In a previous post we looked at some ways to practice letting go of thoughts, but it can often be difficult to let of thoughts because they have such a powerful pull, especially when the thoughts are related to a strong emotion.
In this post we’re going to look at some things you can do to get some separation from your thoughts when your emotions are particularly strong and you’re having some thoughts you’re finding hard to let go.
Steven Hayes, who developed Acceptance and Commitment Therapy (ACT), coined the term “cognitive fusion” to describe times when we are so tightly stuck to our thoughts, we become “fused” to them. When we’re experiencing cognitive fusion, we can’t separate ourselves from our thoughts. Our thoughts become our reality. We feel removed from the world outside of our thoughts, removed from our senses, from what we’re doing, and even from the people around us.
It’s easy to get swept away by our thoughts, especially in the face of strong emotions. We get stuck ruminating and dwelling about the past, filled with guilt or regret. Or our minds start racing and we can’t stop worrying about the future and imagining all the things that could go wrong. Or we replay conversations over and over again in our heads, trying to make sense of them or figure out what we could have said differently.
When our minds get going like this, not only is it exhausting; these patterns of thinking tend to make us feel bad, intensifying the emotions we’re already feeling and generating additional negative emotions as well. Because this experience is so unpleasant, it’s natural to want to these thoughts to stop, and to be able to prevent yourself from even having them in the first place. We often wind up trying to make these thoughts go away, and shut them out completely and make sure they don’t come back. But just like we can’t control our emotions or suppress our emotions, neither can we control or suppress our thoughts.
In a previous post we practiced Following Our Breathing By Counting Breaths. Now we’re going to learn how to follow our breathing by measuring our breaths.
Measuring Your Breaths: Each time you take a breath, silently measure the length by counting to yourself:
Out … two … three … (four)
Becoming mindful of our breath is one of the cornerstones of mindfulness, and a practice that benefits us in many ways. Learn more about Following Your Breath Mindfully, and before trying this practice, you may wish to ensure that you’re using Abdominal Breathing, where you’ll also find a link to my posts on following your breath mindfully.
You can do this meditation either sitting cross-legged on a cushion the floor, or on a firm chair with a straight back and preferably no armrests. You want to be in a comfortable but alert posture, with your back straight but not stiff, you shoulders relaxed, on your hands resting in your lap or on your knees.

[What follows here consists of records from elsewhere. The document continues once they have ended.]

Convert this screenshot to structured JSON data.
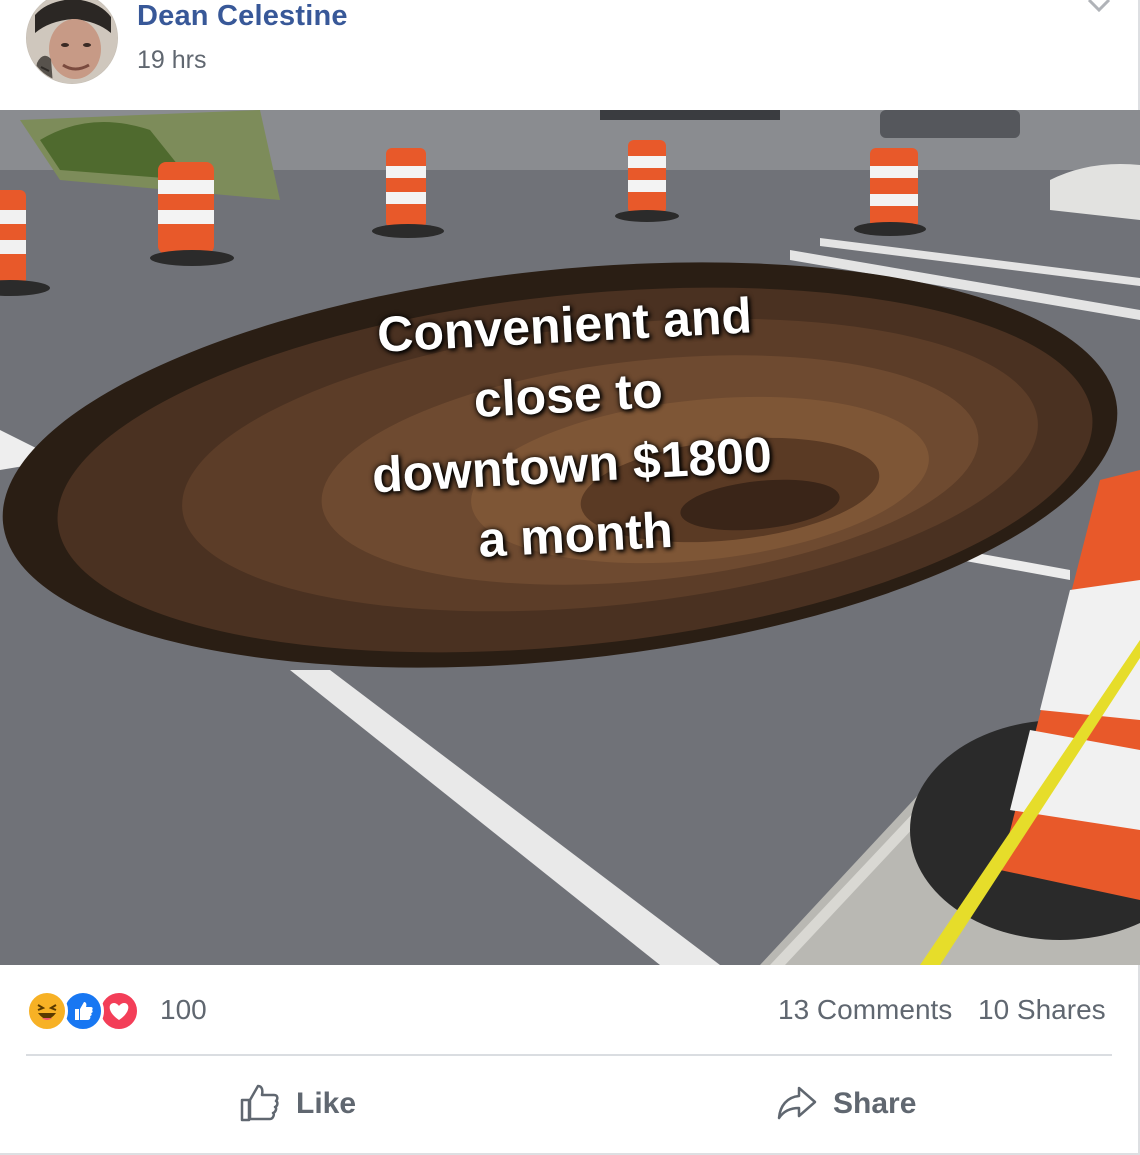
{
  "post": {
    "author": "Dean Celestine",
    "time": "19 hrs",
    "image": {
      "caption_lines": [
        "Convenient and",
        "close to",
        "downtown $1800",
        "a month"
      ]
    },
    "stats": {
      "reaction_icons": [
        "haha-icon",
        "like-icon",
        "love-icon"
      ],
      "reaction_count": "100",
      "comments": "13 Comments",
      "shares": "10 Shares"
    },
    "actions": {
      "like_label": "Like",
      "share_label": "Share"
    }
  },
  "colors": {
    "author_link": "#385898",
    "secondary_text": "#606770",
    "like_blue": "#1877f2",
    "love_red": "#f33e58",
    "haha_yellow": "#f7b125"
  }
}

When you’re ready, start the video below to play the guided mindfulness of the breath meditation.
In previous posts we practiced Following Our Breathing By Counting Breaths and Following Your Breathing By Measuring Breaths and a Mindfulness of the Breath Meditation. Now we’re going to learn a great mindful breathing practice to help you calm yourself and relax.
Breathing In I Feel Calm, Breathing Out I Relax: Following your breath by silently repeating to yourself the phrase:
Breathing out I relax.
You can also shorten the phrases to: